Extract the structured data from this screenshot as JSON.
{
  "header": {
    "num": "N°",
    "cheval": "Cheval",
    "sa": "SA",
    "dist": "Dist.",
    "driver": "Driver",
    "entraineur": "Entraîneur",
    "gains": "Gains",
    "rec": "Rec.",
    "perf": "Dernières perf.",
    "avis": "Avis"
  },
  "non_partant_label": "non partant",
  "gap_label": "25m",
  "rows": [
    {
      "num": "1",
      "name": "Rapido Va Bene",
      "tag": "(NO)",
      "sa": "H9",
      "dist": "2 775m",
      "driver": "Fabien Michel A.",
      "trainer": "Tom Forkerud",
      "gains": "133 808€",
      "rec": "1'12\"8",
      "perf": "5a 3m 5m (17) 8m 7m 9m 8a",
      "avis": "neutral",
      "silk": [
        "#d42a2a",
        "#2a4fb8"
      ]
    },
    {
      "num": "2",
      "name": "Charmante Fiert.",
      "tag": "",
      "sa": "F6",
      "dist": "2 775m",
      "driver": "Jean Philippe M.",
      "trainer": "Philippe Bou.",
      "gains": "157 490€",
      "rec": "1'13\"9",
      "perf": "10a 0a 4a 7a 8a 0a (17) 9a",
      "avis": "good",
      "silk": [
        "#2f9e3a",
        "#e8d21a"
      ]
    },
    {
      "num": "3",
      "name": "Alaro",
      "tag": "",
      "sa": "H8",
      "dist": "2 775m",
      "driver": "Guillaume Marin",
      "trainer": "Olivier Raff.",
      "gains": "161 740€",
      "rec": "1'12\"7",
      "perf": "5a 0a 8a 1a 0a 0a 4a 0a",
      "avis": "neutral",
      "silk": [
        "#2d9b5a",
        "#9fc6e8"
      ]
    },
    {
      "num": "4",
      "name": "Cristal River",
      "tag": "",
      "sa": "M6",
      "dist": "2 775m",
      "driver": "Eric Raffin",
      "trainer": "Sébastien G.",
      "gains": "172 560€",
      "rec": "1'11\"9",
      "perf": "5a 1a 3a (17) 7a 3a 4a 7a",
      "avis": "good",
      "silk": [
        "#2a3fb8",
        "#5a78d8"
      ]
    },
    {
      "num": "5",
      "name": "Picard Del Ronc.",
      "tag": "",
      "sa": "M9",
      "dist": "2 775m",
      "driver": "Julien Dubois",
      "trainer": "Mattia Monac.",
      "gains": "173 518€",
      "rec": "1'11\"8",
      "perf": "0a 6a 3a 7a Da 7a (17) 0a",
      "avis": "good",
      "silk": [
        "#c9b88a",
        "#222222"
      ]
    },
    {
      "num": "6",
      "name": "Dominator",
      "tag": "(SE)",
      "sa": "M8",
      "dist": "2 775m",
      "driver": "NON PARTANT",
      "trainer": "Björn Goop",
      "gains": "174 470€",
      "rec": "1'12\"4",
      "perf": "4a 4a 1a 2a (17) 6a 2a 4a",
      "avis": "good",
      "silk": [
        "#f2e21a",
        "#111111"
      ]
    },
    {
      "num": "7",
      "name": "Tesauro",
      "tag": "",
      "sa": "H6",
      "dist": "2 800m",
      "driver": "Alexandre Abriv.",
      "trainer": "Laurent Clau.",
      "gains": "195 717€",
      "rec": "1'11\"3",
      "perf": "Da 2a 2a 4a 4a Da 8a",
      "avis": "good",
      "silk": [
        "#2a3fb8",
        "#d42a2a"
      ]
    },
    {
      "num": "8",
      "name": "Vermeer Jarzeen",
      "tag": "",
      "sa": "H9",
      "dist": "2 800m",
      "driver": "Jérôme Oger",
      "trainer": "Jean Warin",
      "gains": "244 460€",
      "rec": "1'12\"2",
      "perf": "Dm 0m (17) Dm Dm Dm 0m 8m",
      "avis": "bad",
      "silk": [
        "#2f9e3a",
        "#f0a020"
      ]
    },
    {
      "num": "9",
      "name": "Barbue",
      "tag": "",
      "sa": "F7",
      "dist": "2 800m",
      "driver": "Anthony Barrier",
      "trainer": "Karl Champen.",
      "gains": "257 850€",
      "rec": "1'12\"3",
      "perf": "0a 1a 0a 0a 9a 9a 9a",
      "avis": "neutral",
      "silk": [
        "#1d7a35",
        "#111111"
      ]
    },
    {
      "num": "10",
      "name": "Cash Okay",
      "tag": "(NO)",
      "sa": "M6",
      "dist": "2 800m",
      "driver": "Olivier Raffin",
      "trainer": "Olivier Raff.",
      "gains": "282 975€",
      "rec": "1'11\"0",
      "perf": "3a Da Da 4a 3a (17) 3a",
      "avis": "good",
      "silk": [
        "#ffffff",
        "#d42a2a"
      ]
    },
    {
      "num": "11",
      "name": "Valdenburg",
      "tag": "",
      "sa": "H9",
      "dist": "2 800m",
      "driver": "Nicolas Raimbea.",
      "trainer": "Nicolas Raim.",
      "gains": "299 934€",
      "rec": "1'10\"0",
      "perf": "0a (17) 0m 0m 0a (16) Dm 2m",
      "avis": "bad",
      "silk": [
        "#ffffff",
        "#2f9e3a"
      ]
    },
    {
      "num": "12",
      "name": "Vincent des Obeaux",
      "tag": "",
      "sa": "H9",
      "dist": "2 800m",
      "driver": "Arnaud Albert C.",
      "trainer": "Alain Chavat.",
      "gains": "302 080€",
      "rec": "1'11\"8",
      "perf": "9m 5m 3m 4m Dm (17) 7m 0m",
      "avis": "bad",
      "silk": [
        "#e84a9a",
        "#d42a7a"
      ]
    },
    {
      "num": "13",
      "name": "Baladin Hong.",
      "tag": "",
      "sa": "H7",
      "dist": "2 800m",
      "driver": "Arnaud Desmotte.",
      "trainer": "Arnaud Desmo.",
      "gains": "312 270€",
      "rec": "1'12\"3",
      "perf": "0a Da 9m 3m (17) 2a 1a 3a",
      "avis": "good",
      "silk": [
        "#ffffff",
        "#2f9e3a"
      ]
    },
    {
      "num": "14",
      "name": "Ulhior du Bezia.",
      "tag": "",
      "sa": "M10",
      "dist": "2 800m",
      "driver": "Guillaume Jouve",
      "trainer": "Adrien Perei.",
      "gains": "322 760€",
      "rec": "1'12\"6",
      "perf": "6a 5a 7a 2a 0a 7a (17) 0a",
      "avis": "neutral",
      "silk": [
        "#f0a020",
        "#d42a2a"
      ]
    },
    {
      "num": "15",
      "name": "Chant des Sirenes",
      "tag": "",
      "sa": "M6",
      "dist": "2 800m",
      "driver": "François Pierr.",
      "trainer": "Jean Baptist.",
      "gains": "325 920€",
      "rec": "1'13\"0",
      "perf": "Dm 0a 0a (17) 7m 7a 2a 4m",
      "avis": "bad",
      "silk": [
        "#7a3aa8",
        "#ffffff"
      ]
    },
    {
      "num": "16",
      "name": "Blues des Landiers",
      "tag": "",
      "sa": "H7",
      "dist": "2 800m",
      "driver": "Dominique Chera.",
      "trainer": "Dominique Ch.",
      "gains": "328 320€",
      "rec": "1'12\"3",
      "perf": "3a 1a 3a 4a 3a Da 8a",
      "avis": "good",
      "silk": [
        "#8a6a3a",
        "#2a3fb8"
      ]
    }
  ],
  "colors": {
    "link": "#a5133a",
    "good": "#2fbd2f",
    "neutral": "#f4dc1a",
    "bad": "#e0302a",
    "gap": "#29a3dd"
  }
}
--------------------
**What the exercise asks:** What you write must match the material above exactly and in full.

**Task response:**
Extract the structured data from this screenshot as JSON.
{
  "header": {
    "num": "N°",
    "cheval": "Cheval",
    "sa": "SA",
    "dist": "Dist.",
    "driver": "Driver",
    "entraineur": "Entraîneur",
    "gains": "Gains",
    "rec": "Rec.",
    "perf": "Dernières perf.",
    "avis": "Avis"
  },
  "non_partant_label": "non partant",
  "gap_label": "25m",
  "rows": [
    {
      "num": "1",
      "name": "Rapido Va Bene",
      "tag": "(NO)",
      "sa": "H9",
      "dist": "2 775m",
      "driver": "Fabien Michel A.",
      "trainer": "Tom Forkerud",
      "gains": "133 808€",
      "rec": "1'12\"8",
      "perf": "5a 3m 5m (17) 8m 7m 9m 8a",
      "avis": "neutral",
      "silk": [
        "#d42a2a",
        "#2a4fb8"
      ]
    },
    {
      "num": "2",
      "name": "Charmante Fiert.",
      "tag": "",
      "sa": "F6",
      "dist": "2 775m",
      "driver": "Jean Philippe M.",
      "trainer": "Philippe Bou.",
      "gains": "157 490€",
      "rec": "1'13\"9",
      "perf": "10a 0a 4a 7a 8a 0a (17) 9a",
      "avis": "good",
      "silk": [
        "#2f9e3a",
        "#e8d21a"
      ]
    },
    {
      "num": "3",
      "name": "Alaro",
      "tag": "",
      "sa": "H8",
      "dist": "2 775m",
      "driver": "Guillaume Marin",
      "trainer": "Olivier Raff.",
      "gains": "161 740€",
      "rec": "1'12\"7",
      "perf": "5a 0a 8a 1a 0a 0a 4a 0a",
      "avis": "neutral",
      "silk": [
        "#2d9b5a",
        "#9fc6e8"
      ]
    },
    {
      "num": "4",
      "name": "Cristal River",
      "tag": "",
      "sa": "M6",
      "dist": "2 775m",
      "driver": "Eric Raffin",
      "trainer": "Sébastien G.",
      "gains": "172 560€",
      "rec": "1'11\"9",
      "perf": "5a 1a 3a (17) 7a 3a 4a 7a",
      "avis": "good",
      "silk": [
        "#2a3fb8",
        "#5a78d8"
      ]
    },
    {
      "num": "5",
      "name": "Picard Del Ronc.",
      "tag": "",
      "sa": "M9",
      "dist": "2 775m",
      "driver": "Julien Dubois",
      "trainer": "Mattia Monac.",
      "gains": "173 518€",
      "rec": "1'11\"8",
      "perf": "0a 6a 3a 7a Da 7a (17) 0a",
      "avis": "good",
      "silk": [
        "#c9b88a",
        "#222222"
      ]
    },
    {
      "num": "6",
      "name": "Dominator",
      "tag": "(SE)",
      "sa": "M8",
      "dist": "2 775m",
      "driver": "NON PARTANT",
      "trainer": "Björn Goop",
      "gains": "174 470€",
      "rec": "1'12\"4",
      "perf": "4a 4a 1a 2a (17) 6a 2a 4a",
      "avis": "good",
      "silk": [
        "#f2e21a",
        "#111111"
      ]
    },
    {
      "num": "7",
      "name": "Tesauro",
      "tag": "",
      "sa": "H6",
      "dist": "2 800m",
      "driver": "Alexandre Abriv.",
      "trainer": "Laurent Clau.",
      "gains": "195 717€",
      "rec": "1'11\"3",
      "perf": "Da 2a 2a 4a 4a Da 8a",
      "avis": "good",
      "silk": [
        "#2a3fb8",
        "#d42a2a"
      ]
    },
    {
      "num": "8",
      "name": "Vermeer Jarzeen",
      "tag": "",
      "sa": "H9",
      "dist": "2 800m",
      "driver": "Jérôme Oger",
      "trainer": "Jean Warin",
      "gains": "244 460€",
      "rec": "1'12\"2",
      "perf": "Dm 0m (17) Dm Dm Dm 0m 8m",
      "avis": "bad",
      "silk": [
        "#2f9e3a",
        "#f0a020"
      ]
    },
    {
      "num": "9",
      "name": "Barbue",
      "tag": "",
      "sa": "F7",
      "dist": "2 800m",
      "driver": "Anthony Barrier",
      "trainer": "Karl Champen.",
      "gains": "257 850€",
      "rec": "1'12\"3",
      "perf": "0a 1a 0a 0a 9a 9a 9a",
      "avis": "neutral",
      "silk": [
        "#1d7a35",
        "#111111"
      ]
    },
    {
      "num": "10",
      "name": "Cash Okay",
      "tag": "(NO)",
      "sa": "M6",
      "dist": "2 800m",
      "driver": "Olivier Raffin",
      "trainer": "Olivier Raff.",
      "gains": "282 975€",
      "rec": "1'11\"0",
      "perf": "3a Da Da 4a 3a (17) 3a",
      "avis": "good",
      "silk": [
        "#ffffff",
        "#d42a2a"
      ]
    },
    {
      "num": "11",
      "name": "Valdenburg",
      "tag": "",
      "sa": "H9",
      "dist": "2 800m",
      "driver": "Nicolas Raimbea.",
      "trainer": "Nicolas Raim.",
      "gains": "299 934€",
      "rec": "1'10\"0",
      "perf": "0a (17) 0m 0m 0a (16) Dm 2m",
      "avis": "bad",
      "silk": [
        "#ffffff",
        "#2f9e3a"
      ]
    },
    {
      "num": "12",
      "name": "Vincent des Obeaux",
      "tag": "",
      "sa": "H9",
      "dist": "2 800m",
      "driver": "Arnaud Albert C.",
      "trainer": "Alain Chavat.",
      "gains": "302 080€",
      "rec": "1'11\"8",
      "perf": "9m 5m 3m 4m Dm (17) 7m 0m",
      "avis": "bad",
      "silk": [
        "#e84a9a",
        "#d42a7a"
      ]
    },
    {
      "num": "13",
      "name": "Baladin Hong.",
      "tag": "",
      "sa": "H7",
      "dist": "2 800m",
      "driver": "Arnaud Desmotte.",
      "trainer": "Arnaud Desmo.",
      "gains": "312 270€",
      "rec": "1'12\"3",
      "perf": "0a Da 9m 3m (17) 2a 1a 3a",
      "avis": "good",
      "silk": [
        "#ffffff",
        "#2f9e3a"
      ]
    },
    {
      "num": "14",
      "name": "Ulhior du Bezia.",
      "tag": "",
      "sa": "M10",
      "dist": "2 800m",
      "driver": "Guillaume Jouve",
      "trainer": "Adrien Perei.",
      "gains": "322 760€",
      "rec": "1'12\"6",
      "perf": "6a 5a 7a 2a 0a 7a (17) 0a",
      "avis": "neutral",
      "silk": [
        "#f0a020",
        "#d42a2a"
      ]
    },
    {
      "num": "15",
      "name": "Chant des Sirenes",
      "tag": "",
      "sa": "M6",
      "dist": "2 800m",
      "driver": "François Pierr.",
      "trainer": "Jean Baptist.",
      "gains": "325 920€",
      "rec": "1'13\"0",
      "perf": "Dm 0a 0a (17) 7m 7a 2a 4m",
      "avis": "bad",
      "silk": [
        "#7a3aa8",
        "#ffffff"
      ]
    },
    {
      "num": "16",
      "name": "Blues des Landiers",
      "tag": "",
      "sa": "H7",
      "dist": "2 800m",
      "driver": "Dominique Chera.",
      "trainer": "Dominique Ch.",
      "gains": "328 320€",
      "rec": "1'12\"3",
      "perf": "3a 1a 3a 4a 3a Da 8a",
      "avis": "good",
      "silk": [
        "#8a6a3a",
        "#2a3fb8"
      ]
    }
  ],
  "colors": {
    "link": "#a5133a",
    "good": "#2fbd2f",
    "neutral": "#f4dc1a",
    "bad": "#e0302a",
    "gap": "#29a3dd"
  }
}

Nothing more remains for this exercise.